Amazingly, the average Briton spent a total of 11 days last year ‘window shopping’ online and with around 1/3 of all purchases now made online, it is easy to see how we tally up the 'window shopping' hours and days.
Whilst we may window shop with a modern twist, the lure of new products to dream about is nothing new.
Today, we will do some ‘window shopping’ of our own and explore the ornate displays which were once seen on Hampshire’s highstreets.
Shop windows were originally just an extra storage area for stock and not much thought was given to their appearance. Shops relied on loyal customers returning to buy their stock.
By the mid-19th century new building and glazing techniques made large windows feasible and affordable. The introduction of gas lighting enabled the merchandise to be illuminated. These new planned displays where used to entice their customers in. Edwardian displays became larger and more elaborate catching the eye of passers-by.
As urban expansion saw new shops in our towns and cities, competition to draw new customers became increasingly fierce. Advertising processes and using discounts to draw customers in began to be used. This was described by Arnold Bennett in his book The Old Wives’ Tale states was a vulgar and un-genteel practice. The 'old wives' would certainly would have disapproved of Maypole Dairies in Winchester advertising discounted butter at 1s 10d.

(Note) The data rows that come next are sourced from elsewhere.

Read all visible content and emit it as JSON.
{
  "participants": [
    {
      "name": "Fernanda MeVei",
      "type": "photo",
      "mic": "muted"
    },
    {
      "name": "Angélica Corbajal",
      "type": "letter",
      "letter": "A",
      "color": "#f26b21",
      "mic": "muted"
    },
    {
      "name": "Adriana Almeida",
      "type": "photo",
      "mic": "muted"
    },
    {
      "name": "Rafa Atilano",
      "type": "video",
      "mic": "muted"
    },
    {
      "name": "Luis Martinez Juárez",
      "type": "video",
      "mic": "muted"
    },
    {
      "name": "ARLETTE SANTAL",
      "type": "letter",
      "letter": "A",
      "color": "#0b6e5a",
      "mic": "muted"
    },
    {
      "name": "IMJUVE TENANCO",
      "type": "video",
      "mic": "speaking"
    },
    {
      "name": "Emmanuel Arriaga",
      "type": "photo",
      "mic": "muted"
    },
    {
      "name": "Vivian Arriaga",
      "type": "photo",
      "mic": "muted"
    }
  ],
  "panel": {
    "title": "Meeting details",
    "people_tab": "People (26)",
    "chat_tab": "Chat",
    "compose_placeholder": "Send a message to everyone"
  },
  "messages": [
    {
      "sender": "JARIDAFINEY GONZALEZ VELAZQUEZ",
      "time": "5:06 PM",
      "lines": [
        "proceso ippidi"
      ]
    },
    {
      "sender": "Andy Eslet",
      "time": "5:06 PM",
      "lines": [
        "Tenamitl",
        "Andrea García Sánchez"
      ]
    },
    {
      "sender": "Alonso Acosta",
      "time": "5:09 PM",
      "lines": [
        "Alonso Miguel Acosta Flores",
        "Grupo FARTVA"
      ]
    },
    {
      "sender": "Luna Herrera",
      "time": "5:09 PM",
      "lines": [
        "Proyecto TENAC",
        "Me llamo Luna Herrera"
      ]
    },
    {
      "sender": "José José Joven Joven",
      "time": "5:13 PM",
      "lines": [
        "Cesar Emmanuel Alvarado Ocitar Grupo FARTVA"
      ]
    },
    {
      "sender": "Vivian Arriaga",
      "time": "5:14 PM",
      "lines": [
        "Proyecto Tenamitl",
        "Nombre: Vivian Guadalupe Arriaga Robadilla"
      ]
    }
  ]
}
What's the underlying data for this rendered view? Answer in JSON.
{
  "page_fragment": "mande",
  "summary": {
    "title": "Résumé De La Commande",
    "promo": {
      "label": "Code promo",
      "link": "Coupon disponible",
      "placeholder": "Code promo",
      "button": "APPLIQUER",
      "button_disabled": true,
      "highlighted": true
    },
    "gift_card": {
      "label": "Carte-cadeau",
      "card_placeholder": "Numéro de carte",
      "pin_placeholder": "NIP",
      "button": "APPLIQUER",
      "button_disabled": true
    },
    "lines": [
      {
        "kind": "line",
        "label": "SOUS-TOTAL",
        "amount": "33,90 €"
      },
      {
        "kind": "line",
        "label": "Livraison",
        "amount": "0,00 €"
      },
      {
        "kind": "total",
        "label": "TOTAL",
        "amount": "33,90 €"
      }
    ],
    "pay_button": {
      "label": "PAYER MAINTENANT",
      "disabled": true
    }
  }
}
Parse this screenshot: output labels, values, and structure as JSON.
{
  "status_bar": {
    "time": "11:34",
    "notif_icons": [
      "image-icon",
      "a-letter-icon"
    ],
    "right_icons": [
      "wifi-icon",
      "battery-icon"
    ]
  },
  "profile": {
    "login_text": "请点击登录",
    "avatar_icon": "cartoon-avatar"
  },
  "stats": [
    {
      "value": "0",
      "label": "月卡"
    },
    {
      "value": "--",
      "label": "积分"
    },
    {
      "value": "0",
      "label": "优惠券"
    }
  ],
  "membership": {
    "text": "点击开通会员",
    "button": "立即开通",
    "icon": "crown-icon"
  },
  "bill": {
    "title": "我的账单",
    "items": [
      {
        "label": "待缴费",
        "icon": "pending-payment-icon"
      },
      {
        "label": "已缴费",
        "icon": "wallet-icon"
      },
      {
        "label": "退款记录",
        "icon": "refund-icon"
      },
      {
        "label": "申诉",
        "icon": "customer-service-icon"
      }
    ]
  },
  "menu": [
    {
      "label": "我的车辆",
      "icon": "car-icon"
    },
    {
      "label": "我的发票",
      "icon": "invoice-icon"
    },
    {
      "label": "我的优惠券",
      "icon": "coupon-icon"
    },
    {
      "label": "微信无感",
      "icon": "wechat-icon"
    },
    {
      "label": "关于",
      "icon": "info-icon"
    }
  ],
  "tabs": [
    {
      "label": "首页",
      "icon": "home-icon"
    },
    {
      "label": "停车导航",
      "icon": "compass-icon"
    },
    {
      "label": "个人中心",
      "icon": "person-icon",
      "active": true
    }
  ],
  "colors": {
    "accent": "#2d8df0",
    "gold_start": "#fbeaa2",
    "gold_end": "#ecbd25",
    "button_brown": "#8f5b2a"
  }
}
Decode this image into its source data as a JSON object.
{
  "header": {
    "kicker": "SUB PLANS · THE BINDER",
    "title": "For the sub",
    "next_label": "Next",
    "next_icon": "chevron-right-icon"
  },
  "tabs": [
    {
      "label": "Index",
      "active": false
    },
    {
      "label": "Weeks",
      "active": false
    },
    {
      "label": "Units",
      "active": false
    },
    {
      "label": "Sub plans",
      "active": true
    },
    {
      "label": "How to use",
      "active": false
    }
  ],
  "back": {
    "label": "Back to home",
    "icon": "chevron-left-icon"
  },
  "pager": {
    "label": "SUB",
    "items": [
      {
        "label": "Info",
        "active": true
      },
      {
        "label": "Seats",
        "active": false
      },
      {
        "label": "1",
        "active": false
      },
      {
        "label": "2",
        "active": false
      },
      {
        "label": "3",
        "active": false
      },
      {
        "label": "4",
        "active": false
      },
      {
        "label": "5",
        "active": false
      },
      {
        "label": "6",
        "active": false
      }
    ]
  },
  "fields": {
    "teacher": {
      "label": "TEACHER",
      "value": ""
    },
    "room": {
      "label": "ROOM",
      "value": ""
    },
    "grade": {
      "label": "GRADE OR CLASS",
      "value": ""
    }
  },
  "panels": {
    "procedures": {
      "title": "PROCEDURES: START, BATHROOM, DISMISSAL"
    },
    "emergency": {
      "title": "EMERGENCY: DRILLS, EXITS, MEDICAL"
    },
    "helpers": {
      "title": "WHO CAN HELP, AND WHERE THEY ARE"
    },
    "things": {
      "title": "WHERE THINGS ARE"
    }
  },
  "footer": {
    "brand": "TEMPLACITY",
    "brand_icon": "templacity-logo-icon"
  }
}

To explore more of the history of Hampshire through the photographic collections managed by Hampshire Cultural Trust, visit Hampshire in Old Photographs.